*** Material supplied ***
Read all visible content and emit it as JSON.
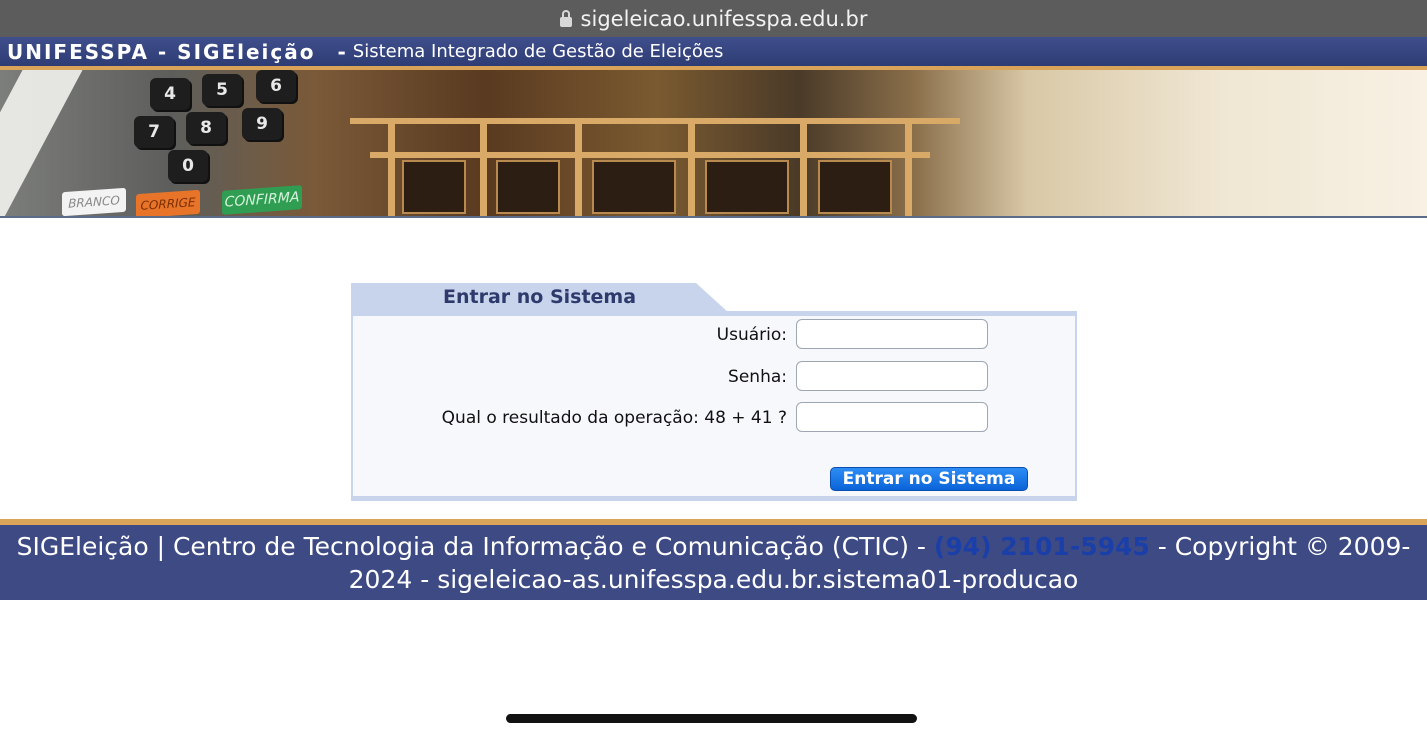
{
  "browser": {
    "url": "sigeleicao.unifesspa.edu.br"
  },
  "header": {
    "brand": "UNIFESSPA - SIGEleição",
    "separator": "-",
    "subtitle": "Sistema Integrado de Gestão de Eleições"
  },
  "banner": {
    "keys": [
      "4",
      "5",
      "6",
      "7",
      "8",
      "9",
      "0"
    ],
    "key_branco": "BRANCO",
    "key_corrige": "CORRIGE",
    "key_confirma": "CONFIRMA"
  },
  "login": {
    "title": "Entrar no Sistema",
    "username_label": "Usuário:",
    "username_value": "",
    "password_label": "Senha:",
    "password_value": "",
    "captcha_label": "Qual o resultado da operação: 48 + 41 ?",
    "captcha_value": "",
    "submit_label": "Entrar no Sistema"
  },
  "footer": {
    "text_before": "SIGEleição | Centro de Tecnologia da Informação e Comunicação (CTIC) - ",
    "phone": "(94) 2101-5945",
    "text_after": " - Copyright © 2009-2024 - sigeleicao-as.unifesspa.edu.br.sistema01-producao"
  },
  "colors": {
    "header_bg": "#3f4f8c",
    "accent_orange": "#d9a35a",
    "tab_bg": "#c8d4ec",
    "button_blue": "#0a63d8",
    "footer_bg": "#3d4a84",
    "phone_link": "#1b3fa8"
  }
}
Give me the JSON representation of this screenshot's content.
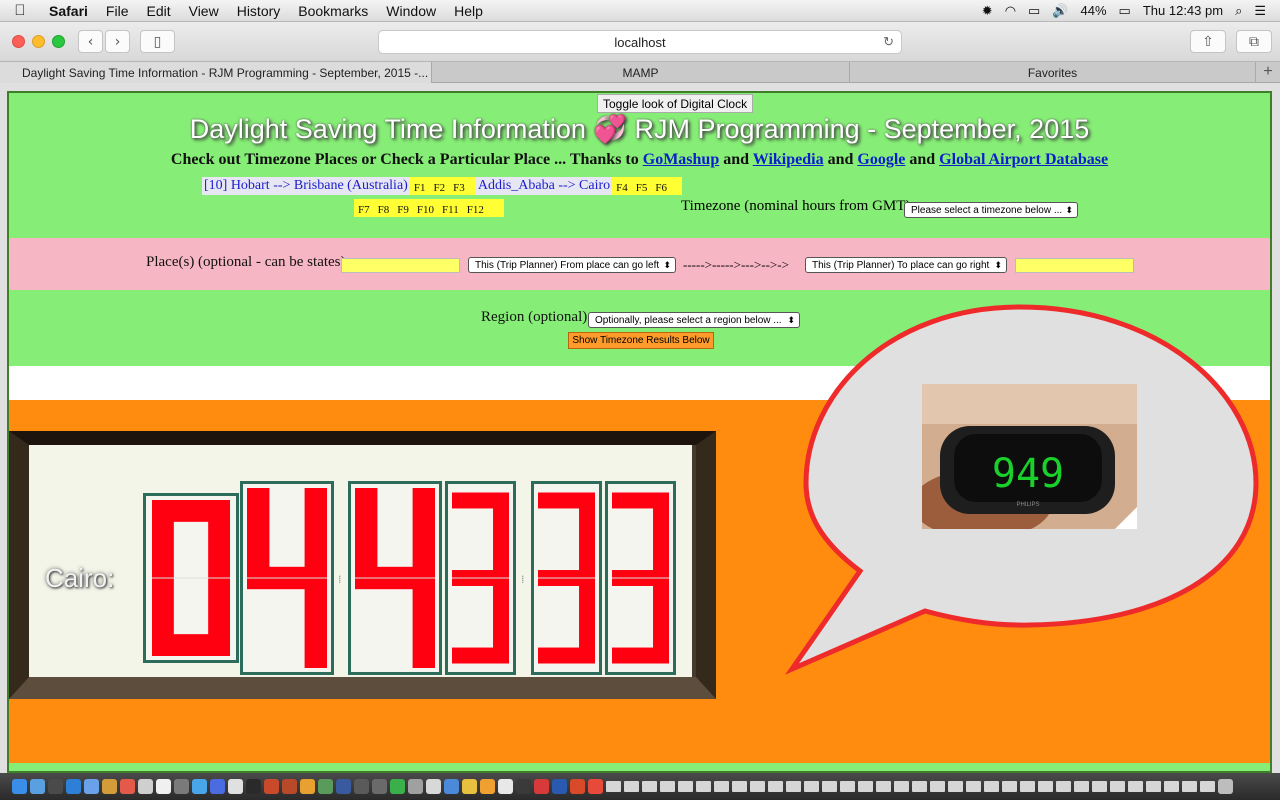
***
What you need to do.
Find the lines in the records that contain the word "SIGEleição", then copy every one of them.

Reply.
    "brand": "UNIFESSPA - SIGEleição",
    "text_before": "SIGEleição | Centro de Tecnologia da Informação e Comunicação (CTIC) - ",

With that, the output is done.